First-quarter trade dealings on the Zimbabwe Stock Exchange (ZSE) were dominated by foreign investors who helped breathe liquidity into the subdued equities market, although it still retreated in value by as much as 10% compared to the same period last year.
Zimbabwe shed nearly 4 000 formal jobs and about 150 companies last year as it struggled to emerge from deflation and other economic woes. Fund managers, the International Monetary Fund and other experts say the government should fix the operating and legislative framework and open up more readily to foreign investments to spur growth.
“The foreign component is the dominant activity driver for the market driving both liquidity and supply. The total spend by foreign investors in the first quarter totalled US$41.8m, in the process providing 60% of the liquidity in the review period.
“Similarly disinvestments were dominated by foreign investors that accounted for an estimated $39.2m in value which was 56% of the total turnover for the quarter,” brokerage firm EFE Securities said in a quarterly review report.
Kudzanai Sharara, research analyst at Lynton Edwards Securities, said in another report that as many as 30 counters closed in the red with only 16 in the black during the period under review. About 18 counters traded unchanged, pushing down turnover for the period by 10% to $69.7m.
“This is the lowest ZSE turnover since 2009 (first year of trading in US$) when turnover for the first three trading months amounted to $17.1m,” Sharara said.
However, Tinotenda Kambasha, executive director at Harare-based Imara Edwards Securities, said on Tuesday that some investors were still keen on Zimbabwe despite the sluggish economy. He said investors seeking exposure in the region always adopted a long-term view of Zimbabwe as a destination.
“Foreign investors and portfolio managers with an interest in the region tend to be long-term strategists and value investors. They are looking five or 10 years down the line… they are well acquainted with current difficulties and market risks, but they also see value opportunities,” said Kambasha.
Market activity was dominated by heavy cap stocks such as SABMiller unit Delta Corporation, Econet Wireless and fast food and retail counter Innscor Africa. These counters “are deemed to have sustainable models in the face of weak economic fundamentals”.
Lynton Edwards Securities said the period was “characterised by investor apathy”, with the main industrials recording a loss of 2.81% to 158.22 points as at March 31 2015 and mining coming off worse, after dropping 38.74% to close the period at 43.93 points.

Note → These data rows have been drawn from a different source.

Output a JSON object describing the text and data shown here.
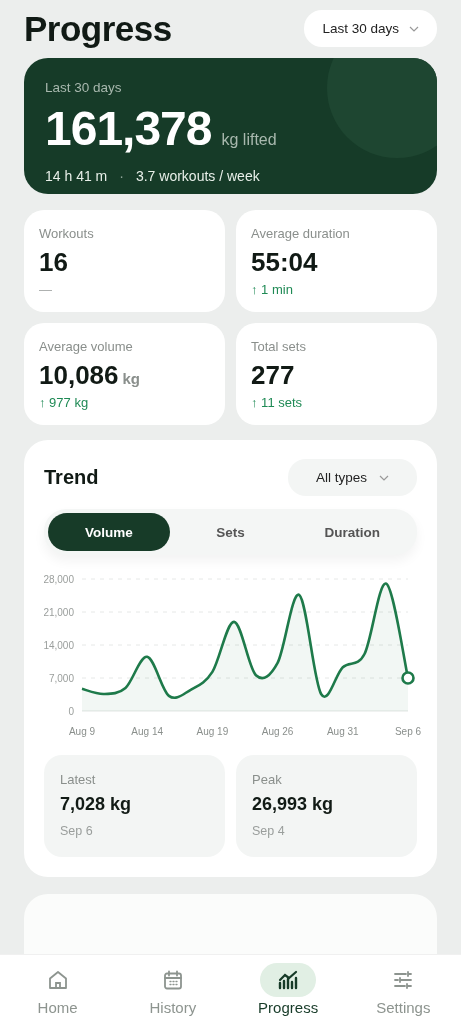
{
  "header": {
    "title": "Progress",
    "range_picker": "Last 30 days"
  },
  "summary": {
    "label": "Last 30 days",
    "total": "161,378",
    "unit": "kg lifted",
    "duration": "14 h 41 m",
    "separator": "·",
    "frequency": "3.7 workouts / week"
  },
  "stats": [
    {
      "label": "Workouts",
      "value": "16",
      "change": "—",
      "kind": "flat"
    },
    {
      "label": "Average duration",
      "value": "55:04",
      "change": "↑ 1 min",
      "kind": "up"
    },
    {
      "label": "Average volume",
      "value": "10,086",
      "unit": "kg",
      "change": "↑ 977 kg",
      "kind": "up"
    },
    {
      "label": "Total sets",
      "value": "277",
      "change": "↑ 11 sets",
      "kind": "up"
    }
  ],
  "trend": {
    "title": "Trend",
    "filter": "All types",
    "tabs": [
      {
        "label": "Volume",
        "selected": true
      },
      {
        "label": "Sets",
        "selected": false
      },
      {
        "label": "Duration",
        "selected": false
      }
    ],
    "chart_data": {
      "type": "area",
      "categories": [
        "Aug 9",
        null,
        null,
        "Aug 14",
        null,
        null,
        "Aug 19",
        null,
        null,
        "Aug 26",
        null,
        null,
        "Aug 31",
        null,
        null,
        "Sep 6"
      ],
      "series": [
        {
          "color": "#1e7a4a",
          "values": [
            4700,
            3600,
            4900,
            11500,
            3200,
            4500,
            8300,
            18900,
            7600,
            10200,
            24600,
            3600,
            9300,
            12100,
            27000,
            7000
          ]
        }
      ],
      "ylim": [
        0,
        28000
      ],
      "grid": true,
      "yticks": [
        {
          "value": 0,
          "label": "0"
        },
        {
          "value": 7000,
          "label": "7,000"
        },
        {
          "value": 14000,
          "label": "14,000"
        },
        {
          "value": 21000,
          "label": "21,000"
        },
        {
          "value": 28000,
          "label": "28,000"
        }
      ]
    },
    "highlights": [
      {
        "label": "Latest",
        "value": "7,028 kg",
        "date": "Sep 6"
      },
      {
        "label": "Peak",
        "value": "26,993 kg",
        "date": "Sep 4"
      }
    ]
  },
  "nav": [
    {
      "label": "Home",
      "kind": "home",
      "selected": false
    },
    {
      "label": "History",
      "kind": "calendar",
      "selected": false
    },
    {
      "label": "Progress",
      "kind": "chart",
      "selected": true
    },
    {
      "label": "Settings",
      "kind": "sliders",
      "selected": false
    }
  ]
}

“We adopt a sceptical view towards the equities market as the country has not done much with regard to economic, institutional and political reform since the last elections. We thus expect the ZSE to close approximately 10% in the negative position at year end,” the brokerage company said